======== Data records
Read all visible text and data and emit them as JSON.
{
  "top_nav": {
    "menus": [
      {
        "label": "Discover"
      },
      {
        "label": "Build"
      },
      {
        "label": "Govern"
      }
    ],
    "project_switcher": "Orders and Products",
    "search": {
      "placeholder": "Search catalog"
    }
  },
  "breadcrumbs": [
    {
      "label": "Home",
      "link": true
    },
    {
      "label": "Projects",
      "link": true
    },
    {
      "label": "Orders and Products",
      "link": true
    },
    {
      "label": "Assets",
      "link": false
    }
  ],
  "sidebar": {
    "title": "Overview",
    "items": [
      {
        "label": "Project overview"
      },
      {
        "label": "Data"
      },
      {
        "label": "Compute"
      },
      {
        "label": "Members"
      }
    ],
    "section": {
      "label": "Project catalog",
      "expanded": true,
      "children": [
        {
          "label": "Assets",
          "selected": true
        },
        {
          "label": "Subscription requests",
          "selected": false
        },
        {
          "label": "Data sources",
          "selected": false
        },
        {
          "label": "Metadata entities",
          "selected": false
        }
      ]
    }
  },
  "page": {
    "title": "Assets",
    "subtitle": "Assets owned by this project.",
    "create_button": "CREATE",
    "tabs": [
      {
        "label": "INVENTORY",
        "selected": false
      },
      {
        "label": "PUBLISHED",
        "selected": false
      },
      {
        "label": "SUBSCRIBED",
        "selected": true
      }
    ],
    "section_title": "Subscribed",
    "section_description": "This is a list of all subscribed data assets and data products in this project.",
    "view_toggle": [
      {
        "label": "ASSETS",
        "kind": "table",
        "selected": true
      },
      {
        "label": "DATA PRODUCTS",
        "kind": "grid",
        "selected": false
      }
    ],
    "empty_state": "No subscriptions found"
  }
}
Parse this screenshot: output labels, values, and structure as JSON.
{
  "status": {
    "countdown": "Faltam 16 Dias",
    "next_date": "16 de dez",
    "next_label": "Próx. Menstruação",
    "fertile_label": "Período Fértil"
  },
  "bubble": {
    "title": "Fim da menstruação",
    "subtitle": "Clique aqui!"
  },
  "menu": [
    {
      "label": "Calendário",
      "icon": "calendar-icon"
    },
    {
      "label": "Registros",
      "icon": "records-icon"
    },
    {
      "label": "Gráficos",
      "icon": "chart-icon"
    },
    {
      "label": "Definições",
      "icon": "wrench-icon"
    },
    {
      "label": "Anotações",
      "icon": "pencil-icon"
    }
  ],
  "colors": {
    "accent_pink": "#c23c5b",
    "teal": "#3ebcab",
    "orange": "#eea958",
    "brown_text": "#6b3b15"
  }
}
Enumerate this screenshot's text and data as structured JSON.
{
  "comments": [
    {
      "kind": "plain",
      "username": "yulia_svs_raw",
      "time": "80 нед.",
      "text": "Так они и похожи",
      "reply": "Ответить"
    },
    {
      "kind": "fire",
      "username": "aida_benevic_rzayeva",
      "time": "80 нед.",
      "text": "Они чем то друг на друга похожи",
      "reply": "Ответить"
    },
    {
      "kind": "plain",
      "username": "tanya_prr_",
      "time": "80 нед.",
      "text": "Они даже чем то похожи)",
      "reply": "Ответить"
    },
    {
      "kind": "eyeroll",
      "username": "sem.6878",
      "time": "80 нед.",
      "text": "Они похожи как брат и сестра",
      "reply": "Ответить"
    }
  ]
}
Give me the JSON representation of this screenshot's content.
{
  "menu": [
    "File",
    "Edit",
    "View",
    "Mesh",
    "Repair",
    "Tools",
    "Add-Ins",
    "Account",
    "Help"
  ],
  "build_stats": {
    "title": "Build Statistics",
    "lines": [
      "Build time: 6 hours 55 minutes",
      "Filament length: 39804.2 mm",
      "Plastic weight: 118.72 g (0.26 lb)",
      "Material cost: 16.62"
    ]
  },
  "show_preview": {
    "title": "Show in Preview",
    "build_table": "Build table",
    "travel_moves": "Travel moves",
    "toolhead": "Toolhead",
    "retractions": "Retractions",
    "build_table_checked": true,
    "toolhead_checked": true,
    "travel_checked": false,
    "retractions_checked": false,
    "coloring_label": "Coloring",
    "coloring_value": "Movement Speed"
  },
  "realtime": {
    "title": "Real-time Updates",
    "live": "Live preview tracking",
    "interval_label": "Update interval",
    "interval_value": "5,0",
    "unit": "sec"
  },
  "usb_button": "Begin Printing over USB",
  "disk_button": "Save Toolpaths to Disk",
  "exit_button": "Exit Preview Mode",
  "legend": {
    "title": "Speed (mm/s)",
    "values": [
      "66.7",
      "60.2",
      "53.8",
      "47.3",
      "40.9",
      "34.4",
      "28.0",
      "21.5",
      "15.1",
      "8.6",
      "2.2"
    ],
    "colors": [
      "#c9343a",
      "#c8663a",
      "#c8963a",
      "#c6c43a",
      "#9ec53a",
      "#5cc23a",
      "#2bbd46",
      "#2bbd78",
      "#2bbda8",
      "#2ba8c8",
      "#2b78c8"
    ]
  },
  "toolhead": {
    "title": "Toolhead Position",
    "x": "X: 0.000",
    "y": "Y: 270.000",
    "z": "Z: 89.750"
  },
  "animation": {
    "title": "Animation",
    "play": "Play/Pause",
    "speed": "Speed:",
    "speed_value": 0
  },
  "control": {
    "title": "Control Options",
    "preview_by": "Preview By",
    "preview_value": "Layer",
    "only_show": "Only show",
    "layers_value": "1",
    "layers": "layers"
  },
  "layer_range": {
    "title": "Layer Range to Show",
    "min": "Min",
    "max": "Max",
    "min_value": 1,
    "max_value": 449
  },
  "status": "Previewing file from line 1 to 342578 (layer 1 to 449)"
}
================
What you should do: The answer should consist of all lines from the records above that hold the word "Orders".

Response for this exercise:
    "project_switcher": "Orders and Products",
      "label": "Orders and Products",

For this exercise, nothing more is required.